“China has an obsession with coal power — there is a very strong sense of dependence. Whenever an energy problem occurs, it always tries to seek answer from coal power …This is running in the opposite direction from its climate goals,” she said.
China’s response to its energy crisis will have an impact on the rest of the world. The country of 1.4 billion people is the world’s largest emitter of carbon dioxide, accounting for 27% of global emissions.
But some analysts say boosting coal capacity is only part of China’s answer to the much-needed energy reform.
Following the power shortages last year, the Chinese government has taken important measures to increase the flexibility of pricing and the profitability of clean energy, said Myllyvirta with CREA.
“The big challenge in China’s system is the grid is being operated in a very rigid way,” he said. “Different provinces aren’t sharing their capacity and using their capacity in an optimal way to to balance the loads within the region.”
Therefore, the need to build more thermal power plants can be significantly reduced if China’s electricity grid can be managed more efficiently and flexibly, Myllyvirta said.
Apart form new coal power, China is also stepping up construction of renewable energy — its installed solar and wind energy capacity now accounts for 35-40% of the global total.

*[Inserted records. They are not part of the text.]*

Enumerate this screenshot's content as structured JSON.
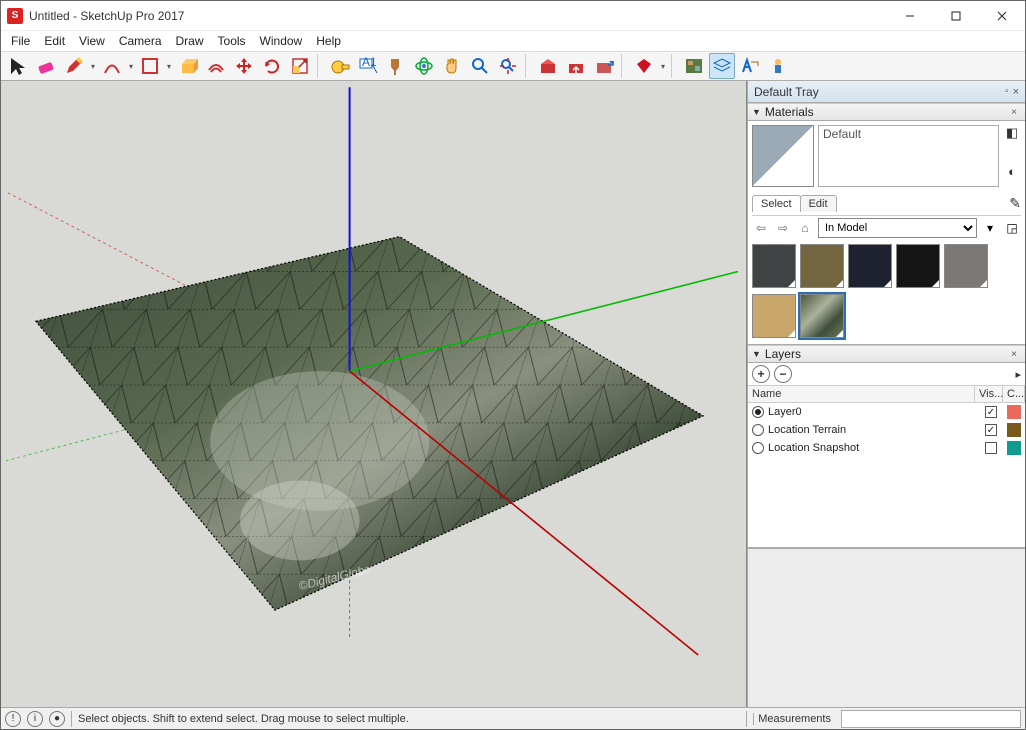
{
  "window": {
    "title": "Untitled - SketchUp Pro 2017",
    "app_icon_letter": "S"
  },
  "menu": [
    "File",
    "Edit",
    "View",
    "Camera",
    "Draw",
    "Tools",
    "Window",
    "Help"
  ],
  "toolbar_icons": [
    "select",
    "eraser",
    "pencil",
    "arc",
    "shapes",
    "pushpull",
    "offset",
    "move",
    "rotate",
    "scale",
    "sep",
    "tape",
    "text",
    "paint",
    "orbit",
    "pan",
    "zoom",
    "zoom-extents",
    "sep",
    "warehouse-get",
    "warehouse-share",
    "extension-wh",
    "sep",
    "ruby",
    "sep",
    "location",
    "layers-panel",
    "3d-text",
    "person"
  ],
  "tray": {
    "title": "Default Tray"
  },
  "materials": {
    "panel_title": "Materials",
    "current_name": "Default",
    "tabs": {
      "select": "Select",
      "edit": "Edit"
    },
    "collection": "In Model",
    "swatches": [
      {
        "name": "dark-gray",
        "color": "#3f4344"
      },
      {
        "name": "olive",
        "color": "#736540"
      },
      {
        "name": "navy",
        "color": "#1e2230"
      },
      {
        "name": "black",
        "color": "#151515"
      },
      {
        "name": "gray",
        "color": "#7c7875"
      },
      {
        "name": "tan",
        "color": "#c9a66b"
      },
      {
        "name": "satellite",
        "color": "texture",
        "selected": true
      }
    ]
  },
  "layers": {
    "panel_title": "Layers",
    "columns": {
      "name": "Name",
      "visible": "Vis...",
      "color": "C..."
    },
    "rows": [
      {
        "name": "Layer0",
        "active": true,
        "visible": true,
        "color": "#e9695c"
      },
      {
        "name": "Location Terrain",
        "active": false,
        "visible": true,
        "color": "#7a5a1f"
      },
      {
        "name": "Location Snapshot",
        "active": false,
        "visible": false,
        "color": "#0f9b8e"
      }
    ]
  },
  "status": {
    "hint": "Select objects. Shift to extend select. Drag mouse to select multiple.",
    "measurements_label": "Measurements"
  },
  "viewport": {
    "watermark": "©DigitalGlobe"
  }
}
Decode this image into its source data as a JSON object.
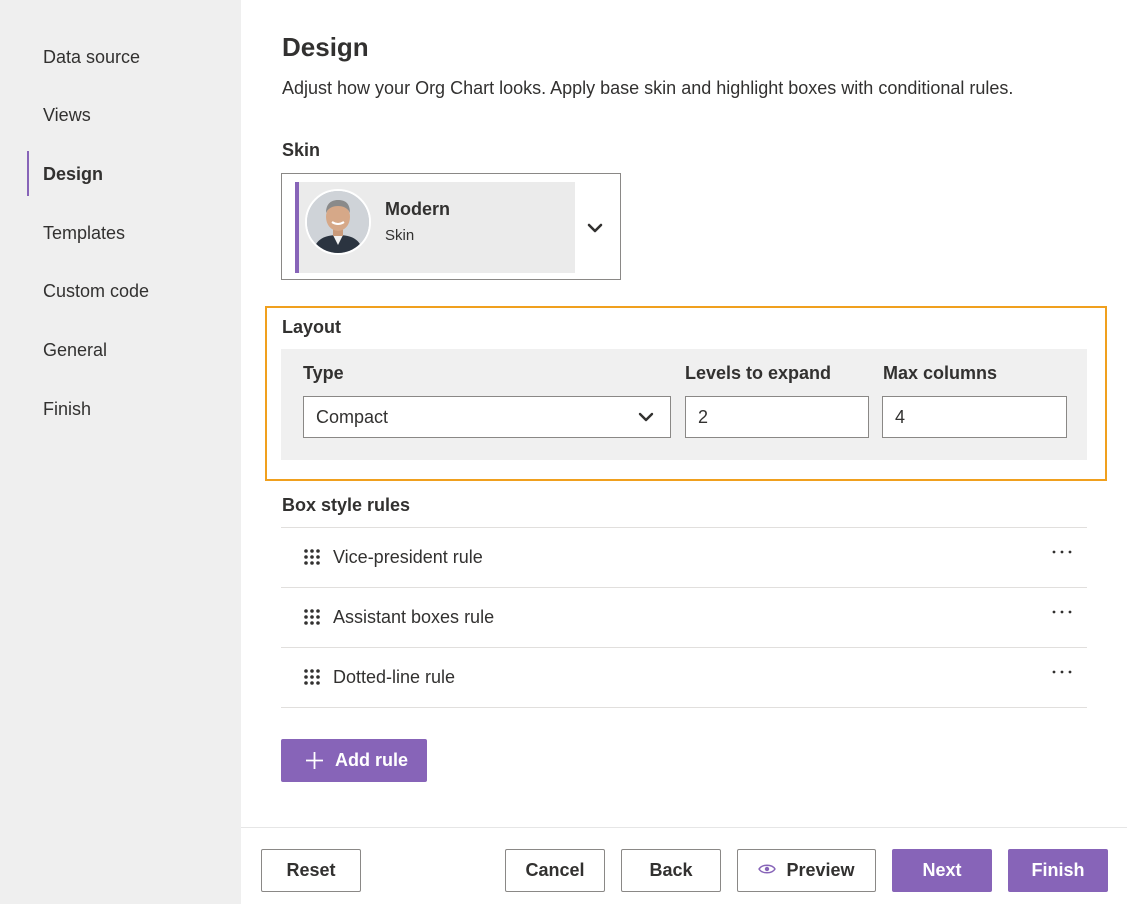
{
  "sidebar": {
    "items": [
      {
        "label": "Data source",
        "active": false
      },
      {
        "label": "Views",
        "active": false
      },
      {
        "label": "Design",
        "active": true
      },
      {
        "label": "Templates",
        "active": false
      },
      {
        "label": "Custom code",
        "active": false
      },
      {
        "label": "General",
        "active": false
      },
      {
        "label": "Finish",
        "active": false
      }
    ]
  },
  "page": {
    "title": "Design",
    "description": "Adjust how your Org Chart looks. Apply base skin and highlight boxes with conditional rules."
  },
  "skin": {
    "section_label": "Skin",
    "selected_name": "Modern",
    "selected_sub": "Skin",
    "avatar_icon": "person-photo",
    "chevron_icon": "chevron-down-icon"
  },
  "layout": {
    "section_label": "Layout",
    "type_label": "Type",
    "type_value": "Compact",
    "levels_label": "Levels to expand",
    "levels_value": "2",
    "max_columns_label": "Max columns",
    "max_columns_value": "4",
    "highlight_color": "#f0a01e"
  },
  "rules": {
    "section_label": "Box style rules",
    "items": [
      {
        "label": "Vice-president rule"
      },
      {
        "label": "Assistant boxes rule"
      },
      {
        "label": "Dotted-line rule"
      }
    ],
    "add_label": "Add rule"
  },
  "footer": {
    "reset": "Reset",
    "cancel": "Cancel",
    "back": "Back",
    "preview": "Preview",
    "next": "Next",
    "finish": "Finish"
  },
  "colors": {
    "accent": "#8764b8",
    "sidebar_bg": "#efefef"
  }
}
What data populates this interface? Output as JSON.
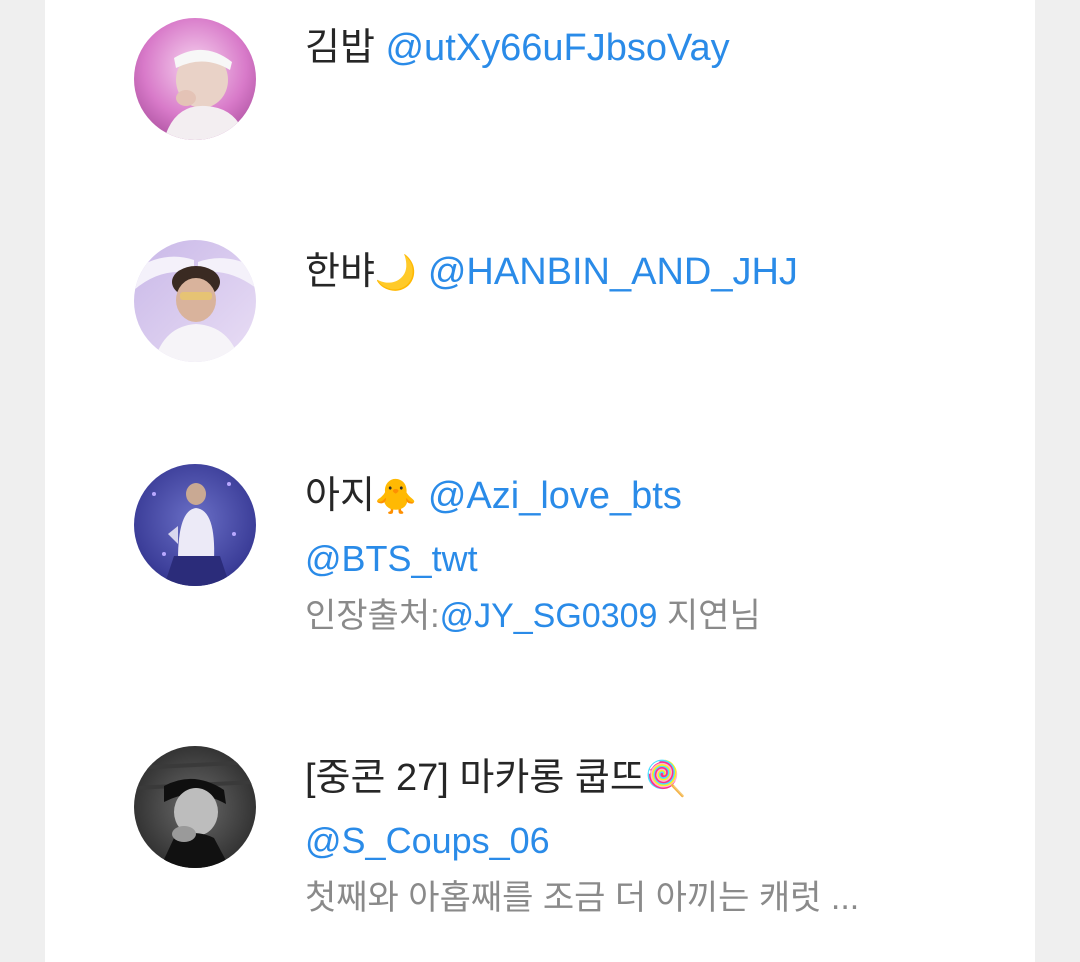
{
  "users": [
    {
      "name": "김밥",
      "emoji": "",
      "handle": "@utXy66uFJbsoVay"
    },
    {
      "name": "한뱌",
      "emoji": "🌙",
      "handle": "@HANBIN_AND_JHJ"
    },
    {
      "name": "아지",
      "emoji": "🐥",
      "handle": "@Azi_love_bts",
      "mention": "@BTS_twt",
      "bio_prefix": "인장출처:",
      "bio_link": "@JY_SG0309",
      "bio_suffix": " 지연님"
    },
    {
      "name": "[중콘 27] 마카롱 쿱뜨",
      "emoji": "🍭",
      "handle": "@S_Coups_06",
      "bio": "첫째와 아홉째를 조금 더 아끼는 캐럿 ..."
    }
  ],
  "colors": {
    "link": "#2a8be8",
    "name": "#262626",
    "bio": "#8a8a8a",
    "background": "#efefef",
    "card": "#ffffff"
  },
  "icons": [
    "user-avatar-1",
    "user-avatar-2",
    "user-avatar-3",
    "user-avatar-4"
  ]
}
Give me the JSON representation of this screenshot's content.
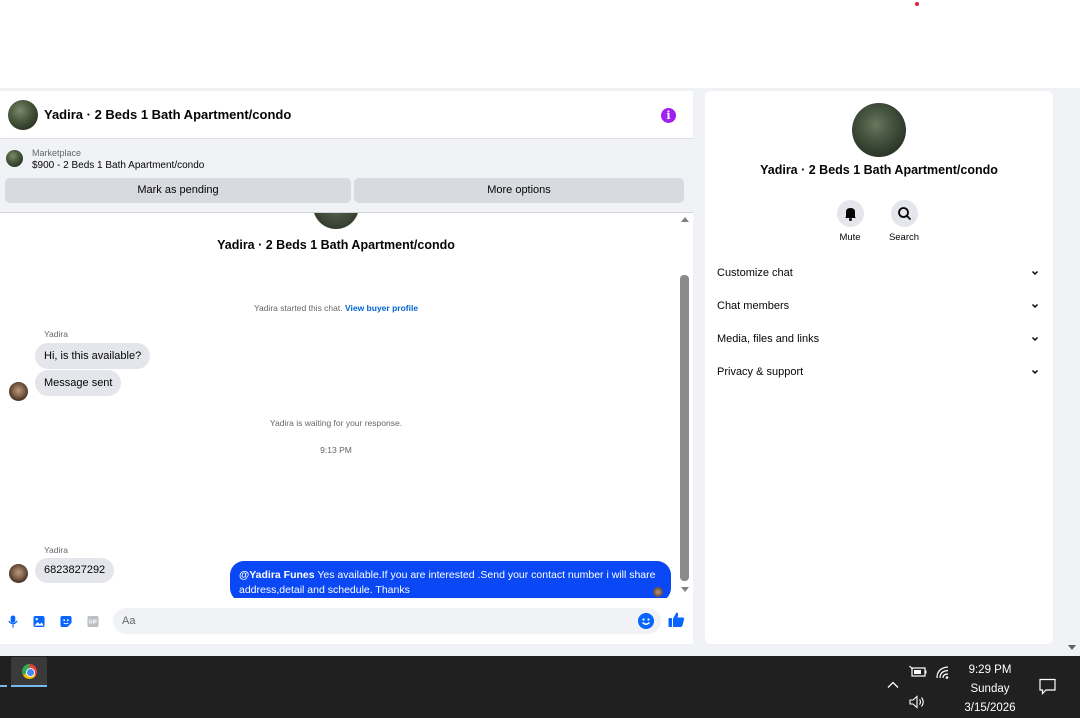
{
  "chat": {
    "title": "Yadira · 2 Beds 1 Bath Apartment/condo",
    "marketplace": {
      "label": "Marketplace",
      "listing": "$900 - 2 Beds 1 Bath Apartment/condo",
      "pending_button": "Mark as pending",
      "more_button": "More options"
    },
    "intro_name": "Yadira · 2 Beds 1 Bath Apartment/condo",
    "started_text": "Yadira started this chat.",
    "buyer_profile_link": "View buyer profile",
    "messages": [
      {
        "sender": "Yadira",
        "text": "Hi, is this available?"
      },
      {
        "text": "Message sent"
      }
    ],
    "waiting_text": "Yadira is waiting for your response.",
    "timestamp": "9:13 PM",
    "outgoing": {
      "mention": "@Yadira Funes",
      "text": " Yes available.If you are interested .Send your contact number i will share address,detail and schedule. Thanks"
    },
    "reply": {
      "sender": "Yadira",
      "text": "6823827292"
    },
    "composer_placeholder": "Aa"
  },
  "info": {
    "name": "Yadira · 2 Beds 1 Bath Apartment/condo",
    "actions": [
      {
        "label": "Mute",
        "icon": "bell-icon"
      },
      {
        "label": "Search",
        "icon": "search-icon"
      }
    ],
    "sections": [
      "Customize chat",
      "Chat members",
      "Media, files and links",
      "Privacy & support"
    ]
  },
  "taskbar": {
    "time": "9:29 PM",
    "day": "Sunday",
    "date": "3/15/2026"
  },
  "colors": {
    "accent": "#0866ff",
    "outgoing_bubble": "#0a48f5",
    "info_icon": "#a020f0"
  }
}
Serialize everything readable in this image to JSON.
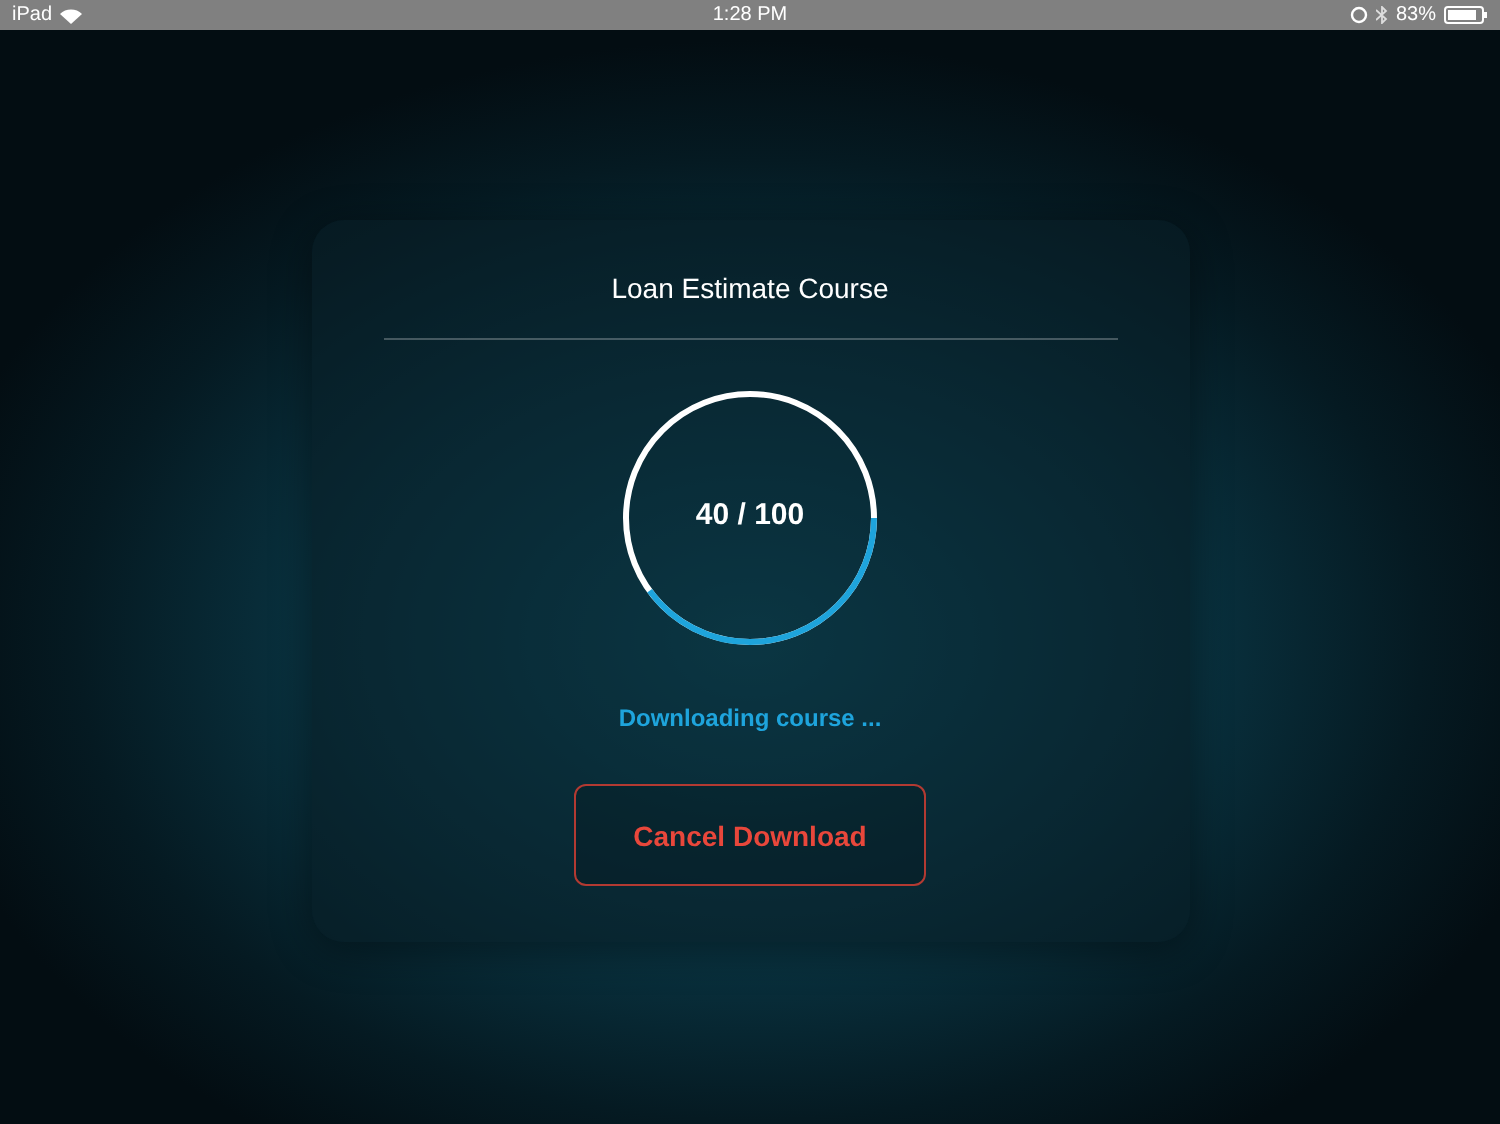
{
  "status_bar": {
    "device": "iPad",
    "time": "1:28 PM",
    "battery": "83%"
  },
  "dialog": {
    "title": "Loan Estimate Course",
    "progress": {
      "text": "40 / 100",
      "level": 0.4
    },
    "message": "Downloading course ...",
    "button": "Cancel Download"
  }
}
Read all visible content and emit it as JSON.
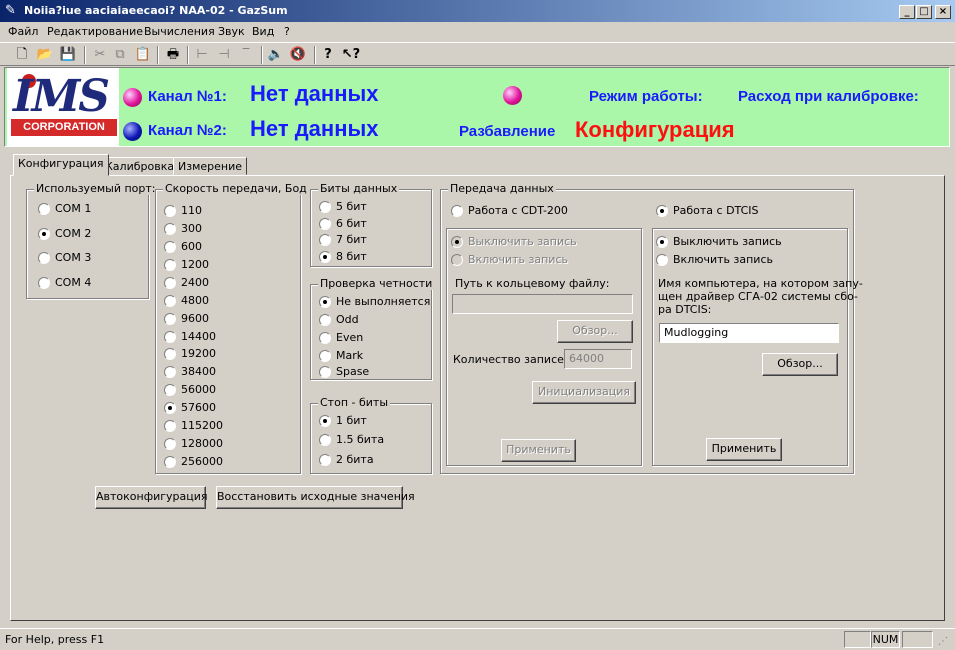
{
  "window": {
    "title": "Noiia?iue aaciaiaeecaoi? NAA-02 - GazSum"
  },
  "menu": [
    "Файл",
    "Редактирование",
    "Вычисления",
    "Звук",
    "Вид",
    "?"
  ],
  "banner": {
    "logo_text": "IMS",
    "logo_sub": "CORPORATION",
    "channel1_label": "Канал №1:",
    "channel1_value": "Нет данных",
    "channel2_label": "Канал №2:",
    "channel2_value": "Нет данных",
    "mode_label": "Режим работы:",
    "calib_flow_label": "Расход при калибровке:",
    "dilution_label": "Разбавление",
    "mode_value": "Конфигурация"
  },
  "tabs": [
    "Конфигурация",
    "Калибровка",
    "Измерение"
  ],
  "port_group": {
    "caption": "Используемый порт:",
    "options": [
      "COM 1",
      "COM 2",
      "COM 3",
      "COM 4"
    ],
    "selected": 1
  },
  "speed_group": {
    "caption": "Скорость передачи, Бод",
    "options": [
      "110",
      "300",
      "600",
      "1200",
      "2400",
      "4800",
      "9600",
      "14400",
      "19200",
      "38400",
      "56000",
      "57600",
      "115200",
      "128000",
      "256000"
    ],
    "selected": 11
  },
  "data_bits_group": {
    "caption": "Биты данных",
    "options": [
      "5 бит",
      "6 бит",
      "7 бит",
      "8 бит"
    ],
    "selected": 3
  },
  "parity_group": {
    "caption": "Проверка четности",
    "options": [
      "Не выполняется",
      "Odd",
      "Even",
      "Mark",
      "Spase"
    ],
    "selected": 0
  },
  "stop_bits_group": {
    "caption": "Стоп - биты",
    "options": [
      "1 бит",
      "1.5 бита",
      "2 бита"
    ],
    "selected": 0
  },
  "transfer_group": {
    "caption": "Передача данных",
    "cdt_radio": "Работа с CDT-200",
    "dtcis_radio": "Работа с DTCIS",
    "left": {
      "disable_rec": "Выключить запись",
      "enable_rec": "Включить запись",
      "path_label": "Путь к кольцевому файлу:",
      "path_value": "",
      "browse": "Обзор...",
      "count_label": "Количество записей:",
      "count_value": "64000",
      "init": "Инициализация",
      "apply": "Применить"
    },
    "right": {
      "disable_rec": "Выключить запись",
      "enable_rec": "Включить запись",
      "computer_label_1": "Имя компьютера, на котором запу-",
      "computer_label_2": "щен драйвер СГА-02 системы сбо-",
      "computer_label_3": "ра DTCIS:",
      "computer_value": "Mudlogging",
      "browse": "Обзор...",
      "apply": "Применить"
    }
  },
  "buttons": {
    "autoconfig": "Автоконфигурация",
    "restore": "Восстановить исходные значения"
  },
  "statusbar": {
    "help": "For Help, press F1",
    "num": "NUM"
  }
}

Fishman, the energy consultant, said the new coal power plants are not necessarily going to be used; instead, they were built as backup for the fast expanding renewable energy sector — in case it runs into problems, like the ongoing drought in Sichuan.
“Capacity doesn’t equal generation. The capacity being there creates a lot of optionality and flexibility for all these other (renewable energy sources) they’re building.” he said. “For now, I see the coal capacity additions, as for the most part, targeted at being able to support wind and solar.”
Fishman said China’s power system planners are aware of the challenges they face, and that the industry overall is moving “in the right direction.”
The record heat wave and the power crunch in Sichuan highlight the need to reform the grid system, he said. “Because without them, this would be an event that could happen every five or 10 years, and it would be crippling every five or 10 years — or maybe even more frequently,” he said.